Covid-19: Big challenge of 2021 is to raise 4 billion for vaccines – WHO

The idea is to acquire vaccines in order to «ensure that all at-risk people around the world are immunized»

The World Health Organization (WHO) stated that the great challenge in combating the covid-19 pandemic in 2021 is to gather the four billion dollars it considers necessary to guarantee access to vaccines for the poorest countries.

In a video message released today, WHO director-general, Tedros Ghebreyesus, pointed to the vaccines already approved and the remaining candidates being evaluated as “the great hope to turn the course of the pandemic”, but for that it is necessary to “ensure that all people at risk around the world are immunized”.

WHO's global vaccine sharing and equitable access initiative, Covax, "needs more than $XNUMX billion urgently to buy vaccines for low- and middle-income countries," he reiterated.

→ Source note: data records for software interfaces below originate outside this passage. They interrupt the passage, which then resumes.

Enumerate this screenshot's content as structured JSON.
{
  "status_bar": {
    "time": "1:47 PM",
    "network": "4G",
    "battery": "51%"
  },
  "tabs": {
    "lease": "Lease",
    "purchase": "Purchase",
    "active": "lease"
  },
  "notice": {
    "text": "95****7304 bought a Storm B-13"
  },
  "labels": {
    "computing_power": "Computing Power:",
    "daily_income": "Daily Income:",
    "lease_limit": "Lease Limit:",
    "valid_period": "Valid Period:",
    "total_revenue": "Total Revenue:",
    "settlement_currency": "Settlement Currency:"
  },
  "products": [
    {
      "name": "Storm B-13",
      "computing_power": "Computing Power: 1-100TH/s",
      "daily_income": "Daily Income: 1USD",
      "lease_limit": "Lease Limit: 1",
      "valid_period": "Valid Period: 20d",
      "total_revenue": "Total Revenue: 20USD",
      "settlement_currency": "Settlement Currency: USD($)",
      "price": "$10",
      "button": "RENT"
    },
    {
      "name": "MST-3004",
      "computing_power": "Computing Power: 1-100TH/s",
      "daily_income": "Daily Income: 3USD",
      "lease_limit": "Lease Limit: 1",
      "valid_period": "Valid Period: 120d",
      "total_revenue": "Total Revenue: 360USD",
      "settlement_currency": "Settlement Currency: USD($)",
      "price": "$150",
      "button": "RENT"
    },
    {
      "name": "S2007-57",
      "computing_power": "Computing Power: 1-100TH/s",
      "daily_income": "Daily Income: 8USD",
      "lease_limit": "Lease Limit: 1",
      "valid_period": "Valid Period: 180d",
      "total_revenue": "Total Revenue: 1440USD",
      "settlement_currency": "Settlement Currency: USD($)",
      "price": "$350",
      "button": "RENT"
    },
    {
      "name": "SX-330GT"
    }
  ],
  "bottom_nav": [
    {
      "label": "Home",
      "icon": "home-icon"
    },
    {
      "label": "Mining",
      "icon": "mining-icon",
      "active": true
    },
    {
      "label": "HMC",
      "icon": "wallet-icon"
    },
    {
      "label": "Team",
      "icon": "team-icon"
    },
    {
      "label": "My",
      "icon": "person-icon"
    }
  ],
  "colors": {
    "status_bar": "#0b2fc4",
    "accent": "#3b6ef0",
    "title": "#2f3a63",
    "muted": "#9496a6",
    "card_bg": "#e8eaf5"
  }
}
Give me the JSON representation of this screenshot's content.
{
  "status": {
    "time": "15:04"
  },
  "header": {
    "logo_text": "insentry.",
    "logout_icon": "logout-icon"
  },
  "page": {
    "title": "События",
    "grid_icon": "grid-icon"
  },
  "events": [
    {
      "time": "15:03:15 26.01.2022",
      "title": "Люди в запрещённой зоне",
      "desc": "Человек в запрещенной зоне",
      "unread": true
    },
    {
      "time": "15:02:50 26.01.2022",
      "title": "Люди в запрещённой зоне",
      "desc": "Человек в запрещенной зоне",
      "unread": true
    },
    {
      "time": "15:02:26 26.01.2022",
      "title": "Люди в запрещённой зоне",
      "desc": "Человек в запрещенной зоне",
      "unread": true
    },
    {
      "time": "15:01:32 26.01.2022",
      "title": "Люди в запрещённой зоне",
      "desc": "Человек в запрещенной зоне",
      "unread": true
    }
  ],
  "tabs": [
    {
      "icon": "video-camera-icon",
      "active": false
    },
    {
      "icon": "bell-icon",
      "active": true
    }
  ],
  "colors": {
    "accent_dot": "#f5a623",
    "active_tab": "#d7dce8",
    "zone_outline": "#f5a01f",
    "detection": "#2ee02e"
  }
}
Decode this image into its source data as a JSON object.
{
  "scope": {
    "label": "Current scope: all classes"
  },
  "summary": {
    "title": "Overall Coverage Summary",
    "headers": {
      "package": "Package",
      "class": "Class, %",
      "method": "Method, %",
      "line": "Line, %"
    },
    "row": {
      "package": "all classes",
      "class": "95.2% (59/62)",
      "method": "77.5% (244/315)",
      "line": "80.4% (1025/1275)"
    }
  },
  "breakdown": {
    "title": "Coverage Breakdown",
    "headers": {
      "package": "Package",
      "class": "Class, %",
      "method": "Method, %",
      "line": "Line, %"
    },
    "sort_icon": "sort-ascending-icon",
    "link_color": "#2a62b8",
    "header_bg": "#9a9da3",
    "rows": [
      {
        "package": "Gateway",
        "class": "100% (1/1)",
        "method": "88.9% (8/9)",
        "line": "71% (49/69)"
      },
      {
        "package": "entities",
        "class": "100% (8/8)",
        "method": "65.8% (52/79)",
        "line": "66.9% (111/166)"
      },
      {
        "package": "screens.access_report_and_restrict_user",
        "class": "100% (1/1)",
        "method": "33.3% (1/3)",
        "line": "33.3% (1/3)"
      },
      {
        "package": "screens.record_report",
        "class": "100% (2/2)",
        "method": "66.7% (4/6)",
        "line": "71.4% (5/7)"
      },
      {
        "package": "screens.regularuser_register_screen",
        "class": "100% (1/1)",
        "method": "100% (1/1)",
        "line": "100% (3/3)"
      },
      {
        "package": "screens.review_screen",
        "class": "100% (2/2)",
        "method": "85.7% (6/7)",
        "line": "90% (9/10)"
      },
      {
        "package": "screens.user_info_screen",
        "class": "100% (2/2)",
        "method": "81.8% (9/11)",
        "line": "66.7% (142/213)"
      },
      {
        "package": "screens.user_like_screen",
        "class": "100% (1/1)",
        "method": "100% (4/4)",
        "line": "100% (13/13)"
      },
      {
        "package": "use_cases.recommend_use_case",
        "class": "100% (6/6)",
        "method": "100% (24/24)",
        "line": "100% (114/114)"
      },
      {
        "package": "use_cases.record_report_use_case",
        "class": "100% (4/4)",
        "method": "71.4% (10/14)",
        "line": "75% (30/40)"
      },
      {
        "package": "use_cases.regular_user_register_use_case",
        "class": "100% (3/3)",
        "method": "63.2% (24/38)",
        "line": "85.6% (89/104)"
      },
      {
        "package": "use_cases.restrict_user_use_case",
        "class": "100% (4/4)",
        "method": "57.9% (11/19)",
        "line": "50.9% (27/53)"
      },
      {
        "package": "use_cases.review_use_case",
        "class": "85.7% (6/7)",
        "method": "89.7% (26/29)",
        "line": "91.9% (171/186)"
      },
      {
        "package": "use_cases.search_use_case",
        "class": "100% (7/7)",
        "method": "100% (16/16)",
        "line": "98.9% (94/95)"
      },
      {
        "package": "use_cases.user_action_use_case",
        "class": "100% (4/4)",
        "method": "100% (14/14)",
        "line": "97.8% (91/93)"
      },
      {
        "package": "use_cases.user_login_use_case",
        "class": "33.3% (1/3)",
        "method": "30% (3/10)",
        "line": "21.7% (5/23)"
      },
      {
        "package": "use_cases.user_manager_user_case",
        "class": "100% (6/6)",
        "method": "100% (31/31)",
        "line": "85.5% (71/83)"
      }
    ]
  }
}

"It is the challenge that we need to overcome in the new year", he considered, indicating that the goal is to guarantee access to two billion doses of the various candidate vaccines against the new coronavirus.

Ghebreysesus declared that there is "a simple but profound choice" to make next year: "we ignore the lessons of 2020 and let insularity, sectarianism, conspiracy theories and attacks on science prevail, or walk together the last kilometers of this crisis, sharing vaccines fairly?”.

"In 2020 we saw how political and intercommunity divisions fuel the virus and fuel crisis," he lamented.

As it will take time to carry out a global mass vaccination campaign, it will be necessary to continue to comply with measures of physical distance, use of masks, respiratory etiquette and hand hygiene, he insisted.

On the eve of the anniversary of the first announcement of cases of "pneumonia of unknown origin" in the Chinese city of Wuhan, which were found to be caused by SARS-CoV-2, which causes Covid-19, the agency's general director The UN said that it was a year marked by "so many lost lives and so much disruption in families, societies and economies."

At the same time, there was "the quickest and most widespread response to a global health emergency in the history of mankind," he said.